Analogous to that, for example, is the famous Japanese road which has been such a remarkable success and operates practically on a suburban trolley car basis, like we used to know it in the old days, except with modern technological means.
Senator PASTORE. May I ask a question or two, Mr. Javits, on this point?
Senator JAVITS. Please.
Senator PASTORE. Your bill does not contemplate the inclusion of the commuter service in the merger.
Senator JAVITs. In the which?
Senator Javits. No. I think they are trying to merge now, Mr. Chairman, without taking any of the passenger services. My bill does not contemplate anything about the merger. I say that as a basic question of policy.

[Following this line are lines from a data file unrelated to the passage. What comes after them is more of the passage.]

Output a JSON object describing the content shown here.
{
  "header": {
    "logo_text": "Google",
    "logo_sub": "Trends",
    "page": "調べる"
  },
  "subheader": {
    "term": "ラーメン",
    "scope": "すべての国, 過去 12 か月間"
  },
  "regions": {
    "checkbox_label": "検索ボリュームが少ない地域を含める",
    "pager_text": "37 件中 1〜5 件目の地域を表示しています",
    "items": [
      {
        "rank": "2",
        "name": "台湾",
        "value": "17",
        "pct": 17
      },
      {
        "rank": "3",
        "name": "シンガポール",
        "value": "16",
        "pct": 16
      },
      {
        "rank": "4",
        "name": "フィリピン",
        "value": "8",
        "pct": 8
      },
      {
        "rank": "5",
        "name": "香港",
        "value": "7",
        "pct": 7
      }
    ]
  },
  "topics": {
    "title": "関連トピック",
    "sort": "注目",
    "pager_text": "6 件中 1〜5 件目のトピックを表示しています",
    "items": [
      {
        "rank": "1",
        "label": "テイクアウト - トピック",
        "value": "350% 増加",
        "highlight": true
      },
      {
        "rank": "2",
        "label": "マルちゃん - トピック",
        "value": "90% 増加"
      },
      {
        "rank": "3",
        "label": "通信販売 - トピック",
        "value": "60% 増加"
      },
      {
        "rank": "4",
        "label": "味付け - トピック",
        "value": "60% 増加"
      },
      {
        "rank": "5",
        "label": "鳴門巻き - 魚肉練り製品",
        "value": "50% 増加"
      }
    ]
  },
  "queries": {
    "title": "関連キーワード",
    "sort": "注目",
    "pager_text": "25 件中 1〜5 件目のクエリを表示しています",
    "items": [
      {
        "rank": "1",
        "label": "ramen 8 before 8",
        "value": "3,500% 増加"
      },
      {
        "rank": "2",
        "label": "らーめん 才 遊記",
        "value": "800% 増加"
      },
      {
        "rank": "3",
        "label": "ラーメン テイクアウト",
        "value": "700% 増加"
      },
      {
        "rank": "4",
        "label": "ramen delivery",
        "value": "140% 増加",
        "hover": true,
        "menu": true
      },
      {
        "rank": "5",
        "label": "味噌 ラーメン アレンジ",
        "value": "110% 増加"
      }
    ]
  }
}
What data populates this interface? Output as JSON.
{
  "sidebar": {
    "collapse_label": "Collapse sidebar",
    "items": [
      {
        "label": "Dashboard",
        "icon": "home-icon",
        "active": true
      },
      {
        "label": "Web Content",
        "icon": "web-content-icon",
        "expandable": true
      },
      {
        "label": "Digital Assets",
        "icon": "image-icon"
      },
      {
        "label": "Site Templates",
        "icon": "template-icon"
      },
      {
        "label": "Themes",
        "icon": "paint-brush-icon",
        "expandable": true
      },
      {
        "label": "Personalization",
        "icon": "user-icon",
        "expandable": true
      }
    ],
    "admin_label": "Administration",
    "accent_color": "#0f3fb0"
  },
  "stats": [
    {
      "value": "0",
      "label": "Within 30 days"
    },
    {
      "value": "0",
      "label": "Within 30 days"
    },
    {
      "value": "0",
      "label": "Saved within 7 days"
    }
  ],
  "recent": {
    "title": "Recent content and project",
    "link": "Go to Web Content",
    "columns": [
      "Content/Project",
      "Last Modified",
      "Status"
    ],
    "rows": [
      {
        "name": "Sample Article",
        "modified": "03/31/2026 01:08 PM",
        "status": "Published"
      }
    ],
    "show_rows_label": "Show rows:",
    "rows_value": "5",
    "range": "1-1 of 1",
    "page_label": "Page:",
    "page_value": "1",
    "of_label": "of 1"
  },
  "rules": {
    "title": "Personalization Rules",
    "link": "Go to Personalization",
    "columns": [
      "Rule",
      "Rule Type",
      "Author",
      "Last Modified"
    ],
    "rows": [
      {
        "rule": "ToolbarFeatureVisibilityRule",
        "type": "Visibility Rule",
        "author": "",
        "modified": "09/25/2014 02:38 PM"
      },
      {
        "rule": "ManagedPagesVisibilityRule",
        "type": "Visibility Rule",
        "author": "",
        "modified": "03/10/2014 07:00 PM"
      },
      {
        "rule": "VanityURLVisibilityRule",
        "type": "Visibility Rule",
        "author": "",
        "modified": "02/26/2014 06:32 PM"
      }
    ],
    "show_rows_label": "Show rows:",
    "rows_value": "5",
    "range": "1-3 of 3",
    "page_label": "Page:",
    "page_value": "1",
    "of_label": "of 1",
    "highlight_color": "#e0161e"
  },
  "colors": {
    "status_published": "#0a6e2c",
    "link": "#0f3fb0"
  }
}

Senator PASTORE. The question I am leading up to is this, that was merely a premise question. How would the New York Central run it under your proposal, if the railroad is still under the jurisdiction of the court? The reason why I ask these questions is that I was quite intrigued by your bill and I am very much impressed with your presentation, as I always am, Mr. Javits, and you well know that. I don't think there are many in the Senate who excel you in that regard of presenting an issue in its clarity, but the question that I am asking, why didn't you include the entire railroad in your proposition? Why do you
confine it alone to the commuter service and how are you going to separate the commuter from the long haul? In other words, how is New Haven going to run the commuter service unless it runs the whole line?
Senator Javits. First, as to what my bill does on that. This bill has an open end for joining in terms of State compacts. It starts with New York and Connecticut, because they are ready. They are doing business now. And it allows others to join by arrangement with them, which they have to do anyhow, so that my concept is expansible and would even be open to New Jersey, which also represents a problem here because there are six lines going into New York City, not just the lines which proceed from the North, but lines which come up from the South and come in from the West.
The second point is how can you segregate out the commuter service? You can segregate it out in a contract with the New York Central, for example, as follows: If the court approved a management agreement in which the New York Central preliminary to a merger would
operate the commuter services for a fee, and leased the line in terms of that operation from the trust estate, because it is a segregable service. There are certain cars. They start at certain places. They use the line for certain limited purposes. You could work out a contract on that score.
As a matter of fact, Mr. Chairman, we are now contemplating, and it is an open secret, that even before any such bill passes, to give a Federal permission to an interstate compact, a New York authority being created. We are going to do it via Long Island, for example, which can by contract, with the Connecticut authority, which is already in being, actually save the New Haven, if it got any Federal help, because they can by contract between themselves and with the New York Central for management, and with the trustees as approved by the court, bring about a continuance of the service in such a way as to not jeopardize the trust estate, which is the real issue before the court.
As a matter of fact, the Chair is an excellent laywer, and though the law says a great deal about the ICC having to approve the shutdown of commuter service, et cetera, what deeply concerns us in New York, and what concerns the Connecticut Senators, is that the court has constitutional power in bankruptcy. It doesn't depend on the statute, it is the supreme law of the land. We are of the mind if the court can't